He identified three main reasons for his love of the man’s work: his “celebration of the quiet moments,” his “ability to define character through action,” and his eye for detail, especially the minute moments that make someone “uniquely different.” Then he showed us a clip that demonstrated all three of those tenets in abundance—the sequence from ‘Totoro’ with the sisters waiting in the rain at the bus stop when Totoro sidles up to them and eventually Catbus arrives. It’s a scene we remembered, but seeing it through the prism of Lasseter’s admiration was special. Suddenly you notice the tiny things, like the way the umbrella slips when she picks her sister up on her back, or the extended quiet moments with the frog, or, as Lasseter pointed out, the detailing of the turn signals above Catbus’ head/windshield—they are mounted, glowy-eyed mice, because of course they are.
These days, Lasseter is not only involved with Miyazaki as a fan and a friend, but he also offers official and unofficial help with the U.S. market adaptation and distribution of his works.

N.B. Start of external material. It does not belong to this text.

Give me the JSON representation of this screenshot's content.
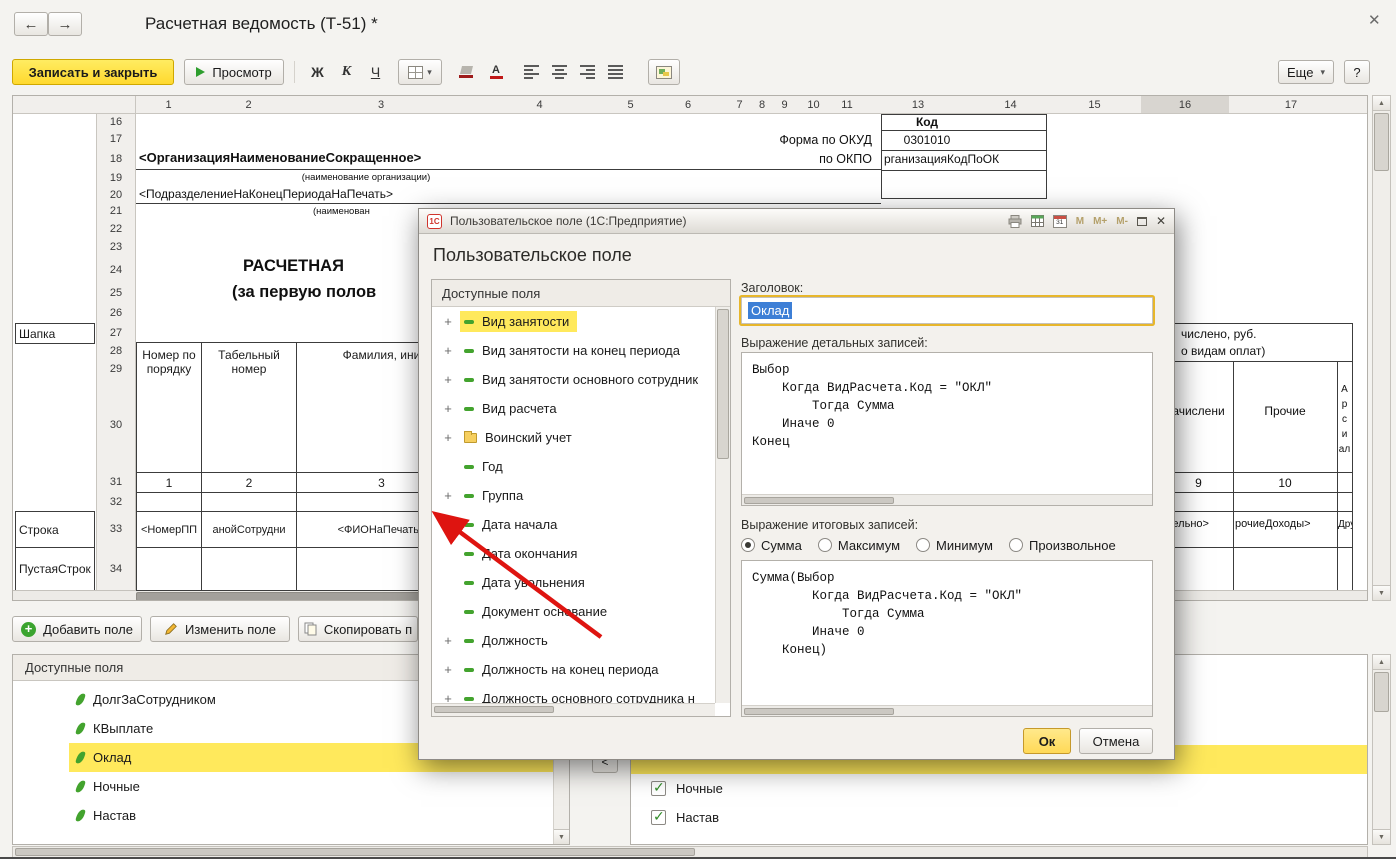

He counts the Best Animated Film Oscar for “Spirited Away” as one of his own proudest achievements, because for a long time he’d felt the translation and repackaging of Miyazaki’s work, especially in the U.S., had not been up to scratch, and “Spirited Away” was his hands-on attempt to change that.
Most convincingly, perhaps, Lasseter then drew his talk back to the topic at hand, “Cool Japan,” by locating exactly what it is that those first trips to Tokyo, his own creative approach and that of Hayao Miyazaki have in common—what he finds so “cool”. As his snapshots of geishas walking past escalators and temple gardens nestling in high rise districts prove, Tokyo is a place where the old comfortably sits alongside the new (it’s the literal truth: Tokyo is a miraculous melange of so-modern-it’s-futurist, ramshackle antique, and anciently beautiful). In the work of Miyazaki he finds the same impulse to keep one foot in tradition but to combine those classic storytelling elements in ever more creative exciting new ways. And Pixar, Lasseter paralleled, was founded on the principle of applying the newest CG technology to the process of animating classic, rigorously structured stories.
There are not many people we can imagine using this hour of soapbox time to talk primarily about the work and influence of a contemporary, but John Lasseter today proved that it is not just through the medium of toys that come to life that he has the power to bring a lump to the throat. His lovely talk, which culminated with a side-by-side picture of the yellow Fiat 500 Miyazaki’s heroine in ‘Cagliostro’ drives and the remarkably similar character of Luigi from “Cars,” built to a moving portrait of a cherished, mutually nourishing friendship between two men separated by geography, culture, language, tradition—by everything except their boundless talent for animation, and the infectious love of a great story. It’s a rare treat to be able to hear one titan of his industry talk with such humility and warm affection of another, but the sincerity was palpable when Lasseter concluded by thanking Japan, and Hayao Miyazaki “for making me who I am.”